R&B singer R. Kelly, who has been free on bond since he was indicted on child pornography charges, can leave the state to appear at a concert in New York later this month, an Illinois judge ruled today (Nov. 1). Judge Vincent Gaughan granted Kelly's request to leave Illinois from Nov. 12-19 over objections from prosecutors.
Howard Stern has partnered with former Dimension Films executive Dan Gross and his newly launched independent film production company Arclight Films to acquire remake rights to the classic comedies "Rock'N'Roll High School" and "Porky's."
Legendary U.K. pop-punk trio the Jam will be the subject of a double-disc DVD due Nov. 26 from Interscope/UME. "The Complete Jam" chronicles the group's impressive 1977-1982 output with a massive 53 selections. Along with all of the trio's music videos, the set includes 34 European television performances that have never before been available in the U.S.
Outside the recording studio where Run-D.M.C.'s Jam Master Jay was fatally shot, bereaved fans laid flowers, candles, personal notes, and an Adidas sneaker -- a reference to the group's hit song "My Adidas" -- with "R.I.P. JMJ" handwritten in marker. Police, meanwhile, were investigating whether a feud sparked the shooting of the 37-year-old rap star, whose real name was Jason Mizell, as skeptical friends and family mourned the beloved rap pioneer.
The Recording Industry Association of America (RIAA) expressed doubt yesterday (Oct. 31) that artists' rights legislation introduced Monday in the New York State Assembly will garner the support it needs to pass into law, Billboard Bulletin reports.
World-renowned DJ Paul Oakenfold is preparing to make his debut as a live performer later this month, as he brings his tour in support of his latest release "Bunkka" (Warner Bros.) to U.S. clubs and theaters.
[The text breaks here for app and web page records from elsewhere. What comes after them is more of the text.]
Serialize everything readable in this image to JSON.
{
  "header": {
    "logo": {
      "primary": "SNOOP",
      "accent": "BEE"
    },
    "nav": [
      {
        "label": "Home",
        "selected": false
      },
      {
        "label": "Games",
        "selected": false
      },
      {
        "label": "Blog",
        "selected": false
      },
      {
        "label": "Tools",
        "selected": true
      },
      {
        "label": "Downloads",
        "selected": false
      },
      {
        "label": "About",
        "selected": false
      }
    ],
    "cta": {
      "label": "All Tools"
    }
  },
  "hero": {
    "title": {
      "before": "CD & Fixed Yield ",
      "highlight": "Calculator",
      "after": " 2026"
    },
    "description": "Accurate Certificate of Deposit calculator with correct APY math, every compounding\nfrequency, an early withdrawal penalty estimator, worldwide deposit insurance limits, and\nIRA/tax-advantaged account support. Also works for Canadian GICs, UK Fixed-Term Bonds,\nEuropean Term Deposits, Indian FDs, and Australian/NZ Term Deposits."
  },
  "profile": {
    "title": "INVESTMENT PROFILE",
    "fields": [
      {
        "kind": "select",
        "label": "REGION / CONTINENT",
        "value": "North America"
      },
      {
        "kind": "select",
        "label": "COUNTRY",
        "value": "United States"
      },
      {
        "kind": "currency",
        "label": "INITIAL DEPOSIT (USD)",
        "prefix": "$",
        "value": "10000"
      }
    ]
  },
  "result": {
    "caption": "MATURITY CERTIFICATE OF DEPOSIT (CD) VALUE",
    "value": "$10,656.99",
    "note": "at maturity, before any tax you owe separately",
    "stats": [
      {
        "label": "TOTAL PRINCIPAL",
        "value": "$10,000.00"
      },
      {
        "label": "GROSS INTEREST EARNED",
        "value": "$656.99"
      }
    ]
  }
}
The trek, which will include some DJ-only sets and some mixed DJ and live performance nights, kicks off Nov. 25 in Miami and will hit 19 cities through Dec. 19 in Los Angeles.
Paul McCartney wrapped his 50-date North American arena tour Oct. 29 at America West Arena in Phoenix, having grossed about $100 million, and left a trail of house records in his wake. "Nobody goes out [on tour] to lose money, but the main thing is the audiences are having fun," McCartney tells Billboard in the Nov. 9, 2002, issue. "In some ways, [the response] has reminded me of the early Beatles tours."